The word drayage comes from the word dray.
A dray was a small cart with no sides used before the industrial revolution to transport heavy goods small distances. However, the purpose then was the same as it is now. The practice now is that drayage is a service from an ocean port to a rail ramp, warehouse, or another location, and it is done with a truck.
Intermodal shipping refers to freight that is moved from one type of shipping mode to another. In this sense, a container can move from being in ocean cargo, to be placed in an airplane or railcar, and finally into a truck. Container drayage may also involve using a truck to transport a container from the port to another port to send the container to the appropriate destination.
Another way to look at drayage is to view the scope of travel to one day and within one metropolitan area. This can help clarify the range of travel and the use of trucks for this short trip. In other words, the time of travel is within one shift of a day’s work. Drayage is also a term that can be used to refer to the fees for these trips, and the charges for these trips.
Types of Drayage
Most of the shipping practices will place drayage into six distinct categories. These categories are defined by the Internet Assigned Numbers Authority (IANA). The type that a shipper chooses to use will depend on the shipping requirements for the cargo. Sometimes this choice will rest on how the load will be transferred, or whether a full container will be shipped or stored. Container drayage many times reflects whether the goods in the container were divided for easier movement or different locations.
1. Inter-carrier drayage is the transportation of materials from one company to a different company or mode of transportation. For instance, moving goods from a port where a container was taken from a ship and moved to a railyard is inter-carrier drayage.

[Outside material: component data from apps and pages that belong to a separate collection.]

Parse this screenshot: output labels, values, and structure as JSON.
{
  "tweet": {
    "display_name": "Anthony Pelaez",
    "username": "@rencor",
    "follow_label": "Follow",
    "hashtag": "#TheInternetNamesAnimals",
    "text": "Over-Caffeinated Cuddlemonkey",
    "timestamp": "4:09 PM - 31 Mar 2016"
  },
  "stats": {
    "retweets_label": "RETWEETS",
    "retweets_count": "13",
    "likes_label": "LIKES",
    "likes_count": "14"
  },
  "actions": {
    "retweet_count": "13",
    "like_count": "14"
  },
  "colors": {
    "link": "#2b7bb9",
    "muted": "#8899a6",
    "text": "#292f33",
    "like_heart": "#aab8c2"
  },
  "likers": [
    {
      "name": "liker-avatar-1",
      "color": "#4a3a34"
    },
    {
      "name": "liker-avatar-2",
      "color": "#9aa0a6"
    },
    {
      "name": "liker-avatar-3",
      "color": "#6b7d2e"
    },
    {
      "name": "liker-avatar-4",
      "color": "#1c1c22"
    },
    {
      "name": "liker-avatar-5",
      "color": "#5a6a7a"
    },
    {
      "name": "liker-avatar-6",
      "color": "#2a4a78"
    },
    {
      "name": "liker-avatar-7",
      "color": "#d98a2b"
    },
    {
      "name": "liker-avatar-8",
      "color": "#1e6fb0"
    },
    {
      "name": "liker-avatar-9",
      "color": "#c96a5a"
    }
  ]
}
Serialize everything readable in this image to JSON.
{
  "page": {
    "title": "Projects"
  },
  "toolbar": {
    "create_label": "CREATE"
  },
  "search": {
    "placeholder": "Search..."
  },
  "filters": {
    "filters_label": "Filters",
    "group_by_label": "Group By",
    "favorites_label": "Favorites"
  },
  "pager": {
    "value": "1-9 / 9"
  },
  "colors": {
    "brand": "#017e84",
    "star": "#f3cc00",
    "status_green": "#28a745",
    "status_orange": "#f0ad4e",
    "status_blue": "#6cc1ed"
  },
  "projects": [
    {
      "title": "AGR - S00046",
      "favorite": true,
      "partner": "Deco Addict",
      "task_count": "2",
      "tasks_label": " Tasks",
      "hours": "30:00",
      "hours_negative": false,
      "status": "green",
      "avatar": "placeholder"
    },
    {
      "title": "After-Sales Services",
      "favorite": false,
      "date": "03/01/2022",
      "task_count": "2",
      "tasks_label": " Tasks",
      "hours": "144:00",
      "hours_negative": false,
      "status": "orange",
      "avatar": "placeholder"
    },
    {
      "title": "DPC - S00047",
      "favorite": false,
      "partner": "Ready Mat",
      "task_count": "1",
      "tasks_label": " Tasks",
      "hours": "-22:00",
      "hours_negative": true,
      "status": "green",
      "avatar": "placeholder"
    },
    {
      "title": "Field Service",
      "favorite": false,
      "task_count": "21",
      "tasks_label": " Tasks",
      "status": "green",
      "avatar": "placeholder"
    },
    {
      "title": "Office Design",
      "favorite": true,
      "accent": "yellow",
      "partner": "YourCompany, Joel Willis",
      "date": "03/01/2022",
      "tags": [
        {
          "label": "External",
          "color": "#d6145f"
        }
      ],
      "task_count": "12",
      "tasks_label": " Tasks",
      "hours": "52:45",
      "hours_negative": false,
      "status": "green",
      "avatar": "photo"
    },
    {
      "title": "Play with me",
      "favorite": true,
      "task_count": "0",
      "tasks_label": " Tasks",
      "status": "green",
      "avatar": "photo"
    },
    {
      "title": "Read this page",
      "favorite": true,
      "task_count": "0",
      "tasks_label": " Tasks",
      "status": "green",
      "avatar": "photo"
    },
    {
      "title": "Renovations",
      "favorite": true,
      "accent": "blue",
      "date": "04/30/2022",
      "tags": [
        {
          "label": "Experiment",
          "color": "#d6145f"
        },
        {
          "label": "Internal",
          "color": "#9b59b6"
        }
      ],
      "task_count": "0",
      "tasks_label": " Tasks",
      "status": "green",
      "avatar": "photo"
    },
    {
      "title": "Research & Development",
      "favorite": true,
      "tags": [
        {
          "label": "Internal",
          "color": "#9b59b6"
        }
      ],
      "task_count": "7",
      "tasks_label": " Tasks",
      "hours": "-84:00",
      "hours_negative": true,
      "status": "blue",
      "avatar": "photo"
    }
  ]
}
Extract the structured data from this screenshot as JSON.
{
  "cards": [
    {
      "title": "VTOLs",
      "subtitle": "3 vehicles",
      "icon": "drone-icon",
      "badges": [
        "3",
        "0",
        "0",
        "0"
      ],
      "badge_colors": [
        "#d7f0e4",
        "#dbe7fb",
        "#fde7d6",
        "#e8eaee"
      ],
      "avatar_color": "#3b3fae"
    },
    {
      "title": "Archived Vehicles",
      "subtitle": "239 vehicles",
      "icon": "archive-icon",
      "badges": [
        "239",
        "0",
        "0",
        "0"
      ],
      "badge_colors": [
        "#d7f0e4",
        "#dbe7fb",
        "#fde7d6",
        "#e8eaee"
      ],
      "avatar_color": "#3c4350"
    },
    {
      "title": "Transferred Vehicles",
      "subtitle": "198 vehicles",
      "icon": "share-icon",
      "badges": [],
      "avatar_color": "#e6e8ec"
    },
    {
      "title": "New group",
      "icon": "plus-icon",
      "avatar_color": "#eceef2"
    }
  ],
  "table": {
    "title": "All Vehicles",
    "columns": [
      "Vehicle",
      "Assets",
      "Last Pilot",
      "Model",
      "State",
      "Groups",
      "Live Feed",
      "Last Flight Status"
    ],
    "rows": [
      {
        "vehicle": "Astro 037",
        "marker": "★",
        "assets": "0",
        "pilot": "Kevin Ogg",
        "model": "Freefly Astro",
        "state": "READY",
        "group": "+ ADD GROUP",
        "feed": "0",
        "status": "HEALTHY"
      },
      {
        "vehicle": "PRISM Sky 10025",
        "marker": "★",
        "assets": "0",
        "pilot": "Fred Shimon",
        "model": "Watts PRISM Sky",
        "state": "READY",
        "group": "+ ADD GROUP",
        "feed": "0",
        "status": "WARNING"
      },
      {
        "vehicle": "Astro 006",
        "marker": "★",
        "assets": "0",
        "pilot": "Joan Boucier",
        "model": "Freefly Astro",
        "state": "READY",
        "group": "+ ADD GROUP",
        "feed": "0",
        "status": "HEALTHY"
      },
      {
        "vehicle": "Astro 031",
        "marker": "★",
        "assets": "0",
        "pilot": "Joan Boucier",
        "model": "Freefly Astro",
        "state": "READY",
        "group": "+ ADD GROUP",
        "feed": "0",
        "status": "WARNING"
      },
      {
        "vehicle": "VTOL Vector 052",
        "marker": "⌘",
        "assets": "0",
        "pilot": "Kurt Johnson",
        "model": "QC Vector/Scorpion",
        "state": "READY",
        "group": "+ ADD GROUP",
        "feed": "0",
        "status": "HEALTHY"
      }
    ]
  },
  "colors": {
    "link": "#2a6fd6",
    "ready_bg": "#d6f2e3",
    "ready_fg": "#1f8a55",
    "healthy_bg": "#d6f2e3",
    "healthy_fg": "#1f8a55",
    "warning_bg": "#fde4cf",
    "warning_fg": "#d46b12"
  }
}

2. Intra-carrier drayage is moving material form one place to another, but it is done by the same company. Many times, a freight forwarder will arrange for this type of service to allow the container drayage process to come in at a lower cost.
3. Expedited drayage requires that all the transportation services be coordinated to avoid any unnecessary delays in getting the merchandise delivered for the port. Something that is expedited might be equipment needed to repair an electrical turbine or emergency supplies in case of a natural disaster.
4. Pier drayage refers to the movement of goods from the rail terminal or storage area to the pier or ship that is waiting for the next leg of the trip.
5. Shuttle drayage sometimes accompanies inter-carrier drayage when containers need to be taken to a lot or warehouse to wait until the next mode of transportation is available.
6. Door-to-door indicates that the cargo or merchandise has been taken directly to the receiver and delivered at their home, or place of business. This is not common, but for material like artwork or furniture, a door-to-door service is expected.
ASIANA USA at 855-500-1808 is an international shipping company for customs clearance, delivery of goods to the customer’s warehouse, and we also maintain up-to-date information on all shipping activity. Call us today for a quote!